Keep your house cooler
In the heat of the summer, keeping the doors and windows closed is your best bet–even if you’re just running outside for something. What’s more, make sure you have good insulation, which prevents heat leaking through the walls and ceilings, and air sealing prevents heat coming through air movement. Finally, consider upgrading to a programmable thermostat, and take advantage of “fan only” option, which uses some of the cool basement air and circulates it within the house. Check out more ideas for cooling your house in the summer here.
Live off the grid
Go big or go home, right? If you think you might want to live off of the grid, it takes a lot to do it the right way. But a good way to get started is reducing your energy use and trying some alternatives to appliances. One idea is a DIY washing machine: all you need is a five gallon bucket and a toilet plunger. Go even a step further by making your own laundry soap, too. Check out more details here, and other ideas for off-grid living.
Buy a bike
If you don’t already own a bike, it’s time you did. Not only are they better for the environment than an automobile, but they are also a great way to improve your health and enjoy the outdoors. Even if you don’t plan on riding often, opt for a comfort bike, hybrid, or commuter bike, all designed for the casual rider, with lower (or no) gearing and an upright riding position. For a comprehensive list of tips on choosing a bike, read more here.

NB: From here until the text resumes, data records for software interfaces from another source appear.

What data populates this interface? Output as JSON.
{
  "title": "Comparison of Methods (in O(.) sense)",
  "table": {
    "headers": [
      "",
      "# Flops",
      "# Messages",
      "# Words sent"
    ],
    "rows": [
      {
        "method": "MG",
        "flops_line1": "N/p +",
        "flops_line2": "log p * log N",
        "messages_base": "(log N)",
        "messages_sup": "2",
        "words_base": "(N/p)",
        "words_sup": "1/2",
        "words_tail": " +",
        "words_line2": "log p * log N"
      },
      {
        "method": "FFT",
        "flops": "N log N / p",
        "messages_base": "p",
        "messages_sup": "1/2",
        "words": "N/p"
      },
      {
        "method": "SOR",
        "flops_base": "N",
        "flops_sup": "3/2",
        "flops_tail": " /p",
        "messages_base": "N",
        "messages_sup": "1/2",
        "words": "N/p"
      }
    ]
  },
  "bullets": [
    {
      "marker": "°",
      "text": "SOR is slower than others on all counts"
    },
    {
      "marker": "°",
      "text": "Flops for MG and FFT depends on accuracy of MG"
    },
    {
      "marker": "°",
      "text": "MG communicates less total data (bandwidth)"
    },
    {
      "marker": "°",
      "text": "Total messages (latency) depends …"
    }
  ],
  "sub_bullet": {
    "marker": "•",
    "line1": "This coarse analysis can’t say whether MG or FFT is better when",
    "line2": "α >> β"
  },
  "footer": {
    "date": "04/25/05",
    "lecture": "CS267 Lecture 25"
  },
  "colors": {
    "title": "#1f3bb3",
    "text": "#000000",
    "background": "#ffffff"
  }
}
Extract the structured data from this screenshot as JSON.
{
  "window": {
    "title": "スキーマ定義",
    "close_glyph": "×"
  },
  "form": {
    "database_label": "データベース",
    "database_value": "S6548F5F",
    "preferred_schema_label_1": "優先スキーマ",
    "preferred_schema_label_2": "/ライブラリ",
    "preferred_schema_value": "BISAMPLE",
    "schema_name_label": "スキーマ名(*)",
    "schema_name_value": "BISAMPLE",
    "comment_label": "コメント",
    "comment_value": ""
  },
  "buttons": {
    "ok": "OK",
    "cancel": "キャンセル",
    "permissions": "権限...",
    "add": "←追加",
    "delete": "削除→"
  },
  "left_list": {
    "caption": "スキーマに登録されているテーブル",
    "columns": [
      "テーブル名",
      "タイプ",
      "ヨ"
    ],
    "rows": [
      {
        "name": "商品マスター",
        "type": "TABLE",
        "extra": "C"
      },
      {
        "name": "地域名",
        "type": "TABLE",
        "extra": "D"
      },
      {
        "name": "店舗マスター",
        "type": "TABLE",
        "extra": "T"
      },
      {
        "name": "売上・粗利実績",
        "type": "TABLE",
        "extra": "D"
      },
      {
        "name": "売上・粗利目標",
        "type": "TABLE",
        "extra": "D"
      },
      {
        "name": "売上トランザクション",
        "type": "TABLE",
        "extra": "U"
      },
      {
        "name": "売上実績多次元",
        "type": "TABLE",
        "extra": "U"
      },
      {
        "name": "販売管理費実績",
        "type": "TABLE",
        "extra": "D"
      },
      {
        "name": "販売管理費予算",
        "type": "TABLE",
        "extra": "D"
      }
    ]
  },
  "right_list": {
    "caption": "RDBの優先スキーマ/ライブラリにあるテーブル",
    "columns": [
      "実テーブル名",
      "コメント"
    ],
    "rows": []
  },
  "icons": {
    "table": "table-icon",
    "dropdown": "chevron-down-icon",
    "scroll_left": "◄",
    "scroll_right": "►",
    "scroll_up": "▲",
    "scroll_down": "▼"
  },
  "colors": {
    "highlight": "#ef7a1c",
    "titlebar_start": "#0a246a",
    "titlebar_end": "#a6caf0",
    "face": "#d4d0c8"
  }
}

Use less water
There are plenty of ways you can use less water in your home, and most of them just take a simple swap to what you’re already doing. When you’re running your dishwasher or washing machine, wait until you have enough dishes or laundry to run a full load. In the springtime, use a rain barrel placed below your gutter downspout, which will help capture water and save it for another use. A few times a week, cut back on eating meat if it is a part of your diet: it takes 1,857 gallons of water to produce a single pound of beef. You can also head to to the Water Footprint Calculator or download the Waterprint iPhone app (Free from itunes .com) to check out how much water you use. For 15+ more tips, check out ideas on saving water here.
Recycle the right way
Although we know generally what to recycle: paper, plastic, cans, and glass, there are many things we’re recycling the wrong way… electronics especially When it comes to your own computer, consider cleaning it out and, if it still works, donating it to a local charity, school, or organization. To recycle ink cartridges, Hewlett Packard will take them. For batteries, you can drop off them off at many retailers, including Bell Mobility, Blacks Photography, Canadian Tire, Fido, Futureshop, Home Depot, Telus Mobility, Best Buy, and Target, among others. Because these batteries won’t end up in the landfill, it’s better for our environment and the recycled remnants are used to manufacture new Ni-Cd rechargeable batteries. Collective Good International snags old cell phones. Check this out for more out-of-the-ordinary recycling needs.